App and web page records
= Beginning of Section =

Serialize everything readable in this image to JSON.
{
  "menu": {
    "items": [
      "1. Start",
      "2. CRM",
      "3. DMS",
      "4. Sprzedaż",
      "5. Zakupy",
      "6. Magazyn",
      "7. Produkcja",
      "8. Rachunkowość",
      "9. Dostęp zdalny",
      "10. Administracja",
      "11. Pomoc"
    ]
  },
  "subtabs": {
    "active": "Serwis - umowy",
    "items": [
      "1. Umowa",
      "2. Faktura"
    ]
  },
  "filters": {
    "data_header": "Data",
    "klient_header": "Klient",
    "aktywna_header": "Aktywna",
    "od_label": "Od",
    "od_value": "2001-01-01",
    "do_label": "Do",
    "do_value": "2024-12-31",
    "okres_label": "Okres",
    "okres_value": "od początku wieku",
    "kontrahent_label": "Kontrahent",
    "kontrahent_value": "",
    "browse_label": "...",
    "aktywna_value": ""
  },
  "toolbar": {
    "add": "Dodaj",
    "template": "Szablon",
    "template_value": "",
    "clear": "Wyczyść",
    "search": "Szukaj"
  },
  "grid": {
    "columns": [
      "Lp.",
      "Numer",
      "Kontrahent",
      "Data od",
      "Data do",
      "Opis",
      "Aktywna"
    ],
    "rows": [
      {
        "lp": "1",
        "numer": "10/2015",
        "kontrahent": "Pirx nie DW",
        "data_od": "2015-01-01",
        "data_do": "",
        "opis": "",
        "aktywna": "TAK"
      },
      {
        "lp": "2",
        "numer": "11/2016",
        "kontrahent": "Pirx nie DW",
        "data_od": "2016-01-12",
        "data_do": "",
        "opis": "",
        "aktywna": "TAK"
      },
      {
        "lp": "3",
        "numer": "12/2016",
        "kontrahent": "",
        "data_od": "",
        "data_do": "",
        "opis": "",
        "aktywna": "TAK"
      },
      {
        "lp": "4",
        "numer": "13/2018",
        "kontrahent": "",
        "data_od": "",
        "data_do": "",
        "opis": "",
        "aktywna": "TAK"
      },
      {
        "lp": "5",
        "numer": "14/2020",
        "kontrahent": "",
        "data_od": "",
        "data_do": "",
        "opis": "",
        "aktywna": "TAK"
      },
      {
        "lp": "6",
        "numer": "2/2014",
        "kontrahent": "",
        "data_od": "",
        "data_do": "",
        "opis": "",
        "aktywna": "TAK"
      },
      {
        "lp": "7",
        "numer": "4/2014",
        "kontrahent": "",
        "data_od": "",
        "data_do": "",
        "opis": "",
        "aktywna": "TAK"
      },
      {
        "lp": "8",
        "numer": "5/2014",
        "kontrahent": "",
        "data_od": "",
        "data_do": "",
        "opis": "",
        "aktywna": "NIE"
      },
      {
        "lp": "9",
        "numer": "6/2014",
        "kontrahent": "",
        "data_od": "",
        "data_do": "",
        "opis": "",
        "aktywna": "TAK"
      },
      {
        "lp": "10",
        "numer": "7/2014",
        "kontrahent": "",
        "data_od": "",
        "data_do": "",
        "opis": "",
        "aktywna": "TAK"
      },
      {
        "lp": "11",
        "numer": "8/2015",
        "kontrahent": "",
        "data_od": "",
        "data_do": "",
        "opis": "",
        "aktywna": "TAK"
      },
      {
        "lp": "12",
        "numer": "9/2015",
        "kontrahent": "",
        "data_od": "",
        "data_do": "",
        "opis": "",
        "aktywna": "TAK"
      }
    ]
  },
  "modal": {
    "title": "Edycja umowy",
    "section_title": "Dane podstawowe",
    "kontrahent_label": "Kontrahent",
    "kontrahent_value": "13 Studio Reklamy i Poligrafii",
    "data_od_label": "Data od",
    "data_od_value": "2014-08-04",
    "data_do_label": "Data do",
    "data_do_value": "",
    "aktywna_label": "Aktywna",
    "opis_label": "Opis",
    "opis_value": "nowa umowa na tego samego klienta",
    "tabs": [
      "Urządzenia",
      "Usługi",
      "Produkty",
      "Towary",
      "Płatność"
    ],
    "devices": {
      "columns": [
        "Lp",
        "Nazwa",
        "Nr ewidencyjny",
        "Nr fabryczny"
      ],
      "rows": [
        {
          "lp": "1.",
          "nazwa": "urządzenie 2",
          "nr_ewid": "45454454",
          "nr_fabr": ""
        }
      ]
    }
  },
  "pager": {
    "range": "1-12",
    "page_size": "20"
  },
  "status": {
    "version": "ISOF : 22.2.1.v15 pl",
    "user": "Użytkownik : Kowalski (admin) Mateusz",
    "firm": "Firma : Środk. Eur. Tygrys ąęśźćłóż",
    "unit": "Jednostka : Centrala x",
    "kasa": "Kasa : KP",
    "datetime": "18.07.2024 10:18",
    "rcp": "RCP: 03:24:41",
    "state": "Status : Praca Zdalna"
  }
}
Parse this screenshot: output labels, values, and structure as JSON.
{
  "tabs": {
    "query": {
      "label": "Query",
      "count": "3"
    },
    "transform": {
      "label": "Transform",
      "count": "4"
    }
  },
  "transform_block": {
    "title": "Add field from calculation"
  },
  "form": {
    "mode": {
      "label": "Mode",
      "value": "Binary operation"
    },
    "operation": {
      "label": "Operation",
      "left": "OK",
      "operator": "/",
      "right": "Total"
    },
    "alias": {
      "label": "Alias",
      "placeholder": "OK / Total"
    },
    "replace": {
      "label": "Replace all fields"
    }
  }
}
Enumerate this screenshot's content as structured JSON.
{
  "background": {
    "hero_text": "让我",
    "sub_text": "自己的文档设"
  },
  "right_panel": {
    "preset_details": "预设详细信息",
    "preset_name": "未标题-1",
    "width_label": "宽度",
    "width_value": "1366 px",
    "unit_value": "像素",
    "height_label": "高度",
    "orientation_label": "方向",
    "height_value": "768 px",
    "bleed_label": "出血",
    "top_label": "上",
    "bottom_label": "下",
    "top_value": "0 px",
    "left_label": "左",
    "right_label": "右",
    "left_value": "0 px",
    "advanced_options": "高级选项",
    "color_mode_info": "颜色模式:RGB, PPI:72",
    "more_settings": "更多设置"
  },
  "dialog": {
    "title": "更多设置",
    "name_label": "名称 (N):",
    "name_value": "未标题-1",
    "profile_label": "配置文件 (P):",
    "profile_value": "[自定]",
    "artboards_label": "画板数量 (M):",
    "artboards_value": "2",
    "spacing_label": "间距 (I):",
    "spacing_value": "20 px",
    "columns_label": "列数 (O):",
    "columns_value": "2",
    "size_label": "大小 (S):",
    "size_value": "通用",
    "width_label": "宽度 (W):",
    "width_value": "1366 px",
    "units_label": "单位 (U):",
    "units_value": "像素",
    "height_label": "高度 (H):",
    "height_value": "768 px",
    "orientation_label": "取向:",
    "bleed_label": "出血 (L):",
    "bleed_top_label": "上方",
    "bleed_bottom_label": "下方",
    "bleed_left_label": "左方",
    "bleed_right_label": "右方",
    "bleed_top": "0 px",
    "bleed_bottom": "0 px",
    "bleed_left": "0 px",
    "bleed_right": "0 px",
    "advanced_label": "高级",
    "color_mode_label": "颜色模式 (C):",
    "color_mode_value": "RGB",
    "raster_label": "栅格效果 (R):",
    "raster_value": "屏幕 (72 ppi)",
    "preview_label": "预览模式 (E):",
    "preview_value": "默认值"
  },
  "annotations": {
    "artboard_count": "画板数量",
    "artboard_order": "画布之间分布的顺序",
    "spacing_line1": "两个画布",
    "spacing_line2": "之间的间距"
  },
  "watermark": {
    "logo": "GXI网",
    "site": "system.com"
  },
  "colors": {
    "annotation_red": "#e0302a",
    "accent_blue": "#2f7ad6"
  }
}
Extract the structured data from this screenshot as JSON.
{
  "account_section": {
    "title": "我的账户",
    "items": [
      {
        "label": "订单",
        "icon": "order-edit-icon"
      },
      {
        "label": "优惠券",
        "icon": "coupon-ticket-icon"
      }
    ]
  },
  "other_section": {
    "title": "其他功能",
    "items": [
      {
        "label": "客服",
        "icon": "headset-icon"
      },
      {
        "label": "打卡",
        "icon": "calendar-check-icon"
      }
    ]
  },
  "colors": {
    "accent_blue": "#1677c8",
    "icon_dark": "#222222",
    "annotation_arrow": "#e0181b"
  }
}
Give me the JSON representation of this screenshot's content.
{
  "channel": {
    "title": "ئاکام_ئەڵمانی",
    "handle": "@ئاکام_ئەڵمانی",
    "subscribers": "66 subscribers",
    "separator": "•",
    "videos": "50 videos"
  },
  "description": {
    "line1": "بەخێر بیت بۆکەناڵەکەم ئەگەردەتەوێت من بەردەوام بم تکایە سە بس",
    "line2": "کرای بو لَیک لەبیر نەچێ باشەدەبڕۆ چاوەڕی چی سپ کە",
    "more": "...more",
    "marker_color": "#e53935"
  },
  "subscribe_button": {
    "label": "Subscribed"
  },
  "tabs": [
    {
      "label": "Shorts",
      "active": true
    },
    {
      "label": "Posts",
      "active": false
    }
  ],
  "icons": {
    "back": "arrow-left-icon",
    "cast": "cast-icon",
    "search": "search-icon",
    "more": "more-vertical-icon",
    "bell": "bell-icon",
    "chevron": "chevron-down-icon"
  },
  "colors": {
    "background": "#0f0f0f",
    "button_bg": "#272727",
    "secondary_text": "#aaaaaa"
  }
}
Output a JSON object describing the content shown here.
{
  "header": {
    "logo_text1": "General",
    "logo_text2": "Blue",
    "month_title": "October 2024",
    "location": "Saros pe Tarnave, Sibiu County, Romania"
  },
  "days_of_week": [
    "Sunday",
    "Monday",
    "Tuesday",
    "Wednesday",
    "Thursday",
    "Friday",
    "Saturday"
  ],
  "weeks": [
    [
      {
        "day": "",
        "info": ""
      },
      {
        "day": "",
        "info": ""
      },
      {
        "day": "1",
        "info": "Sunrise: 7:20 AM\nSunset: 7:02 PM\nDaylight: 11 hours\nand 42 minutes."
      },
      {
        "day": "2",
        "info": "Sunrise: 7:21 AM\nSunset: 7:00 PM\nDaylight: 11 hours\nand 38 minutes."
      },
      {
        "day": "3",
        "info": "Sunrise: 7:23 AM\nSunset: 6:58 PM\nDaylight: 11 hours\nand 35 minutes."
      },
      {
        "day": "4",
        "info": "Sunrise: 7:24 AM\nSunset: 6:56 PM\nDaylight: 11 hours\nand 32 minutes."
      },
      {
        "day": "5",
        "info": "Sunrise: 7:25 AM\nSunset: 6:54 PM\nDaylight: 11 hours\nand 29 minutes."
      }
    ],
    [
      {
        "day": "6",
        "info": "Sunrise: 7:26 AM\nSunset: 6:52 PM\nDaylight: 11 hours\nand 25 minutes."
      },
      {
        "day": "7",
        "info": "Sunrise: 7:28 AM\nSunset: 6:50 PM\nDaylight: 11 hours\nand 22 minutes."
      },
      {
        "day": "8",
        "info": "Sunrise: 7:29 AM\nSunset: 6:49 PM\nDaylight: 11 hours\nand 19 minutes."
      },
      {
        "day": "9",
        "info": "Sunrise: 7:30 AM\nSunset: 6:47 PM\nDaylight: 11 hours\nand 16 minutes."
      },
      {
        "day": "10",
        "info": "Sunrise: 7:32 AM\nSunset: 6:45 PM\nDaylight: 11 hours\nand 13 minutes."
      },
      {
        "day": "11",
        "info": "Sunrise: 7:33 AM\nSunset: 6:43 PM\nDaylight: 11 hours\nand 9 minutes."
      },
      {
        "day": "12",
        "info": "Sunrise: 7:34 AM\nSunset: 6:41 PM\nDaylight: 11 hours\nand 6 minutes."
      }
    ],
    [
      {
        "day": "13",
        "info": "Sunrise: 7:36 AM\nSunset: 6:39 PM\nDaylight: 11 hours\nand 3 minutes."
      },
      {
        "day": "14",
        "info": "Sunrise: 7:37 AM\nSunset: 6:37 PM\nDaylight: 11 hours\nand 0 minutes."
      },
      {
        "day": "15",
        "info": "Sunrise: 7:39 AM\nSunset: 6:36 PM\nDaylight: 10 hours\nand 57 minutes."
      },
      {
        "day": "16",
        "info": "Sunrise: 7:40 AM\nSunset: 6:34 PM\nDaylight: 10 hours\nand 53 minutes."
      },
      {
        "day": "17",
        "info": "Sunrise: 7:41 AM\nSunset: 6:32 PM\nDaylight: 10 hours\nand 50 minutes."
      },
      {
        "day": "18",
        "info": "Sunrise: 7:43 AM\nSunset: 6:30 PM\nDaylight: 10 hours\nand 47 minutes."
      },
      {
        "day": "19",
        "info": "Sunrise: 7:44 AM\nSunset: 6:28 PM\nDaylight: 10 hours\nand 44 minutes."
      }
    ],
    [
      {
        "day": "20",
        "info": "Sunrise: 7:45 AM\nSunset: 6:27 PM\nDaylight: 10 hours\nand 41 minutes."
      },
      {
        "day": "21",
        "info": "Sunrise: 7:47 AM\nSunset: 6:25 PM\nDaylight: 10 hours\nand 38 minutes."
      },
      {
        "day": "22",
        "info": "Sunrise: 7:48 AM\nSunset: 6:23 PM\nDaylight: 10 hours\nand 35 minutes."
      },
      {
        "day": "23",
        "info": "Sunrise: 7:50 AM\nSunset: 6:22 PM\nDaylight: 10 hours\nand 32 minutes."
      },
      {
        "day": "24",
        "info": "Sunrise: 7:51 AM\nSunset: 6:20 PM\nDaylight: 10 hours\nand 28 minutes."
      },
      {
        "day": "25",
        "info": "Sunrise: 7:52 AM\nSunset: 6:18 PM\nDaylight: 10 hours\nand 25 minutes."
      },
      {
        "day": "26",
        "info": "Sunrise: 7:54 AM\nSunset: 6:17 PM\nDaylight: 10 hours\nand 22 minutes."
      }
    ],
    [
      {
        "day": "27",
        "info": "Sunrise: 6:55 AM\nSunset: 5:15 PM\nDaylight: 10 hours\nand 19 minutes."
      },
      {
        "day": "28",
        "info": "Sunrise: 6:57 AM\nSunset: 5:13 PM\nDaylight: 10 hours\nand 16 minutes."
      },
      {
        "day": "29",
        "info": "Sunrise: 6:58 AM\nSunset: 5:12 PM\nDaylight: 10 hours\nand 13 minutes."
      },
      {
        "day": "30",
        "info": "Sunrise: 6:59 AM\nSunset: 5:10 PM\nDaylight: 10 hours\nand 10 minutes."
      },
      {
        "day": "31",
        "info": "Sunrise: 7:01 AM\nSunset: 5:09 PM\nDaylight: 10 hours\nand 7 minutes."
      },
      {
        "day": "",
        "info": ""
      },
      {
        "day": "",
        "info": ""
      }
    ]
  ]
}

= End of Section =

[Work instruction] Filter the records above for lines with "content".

[Finished exercise]
Enumerate this screenshot's content as structured JSON.
Give me the JSON representation of this screenshot's content.
Output a JSON object describing the content shown here.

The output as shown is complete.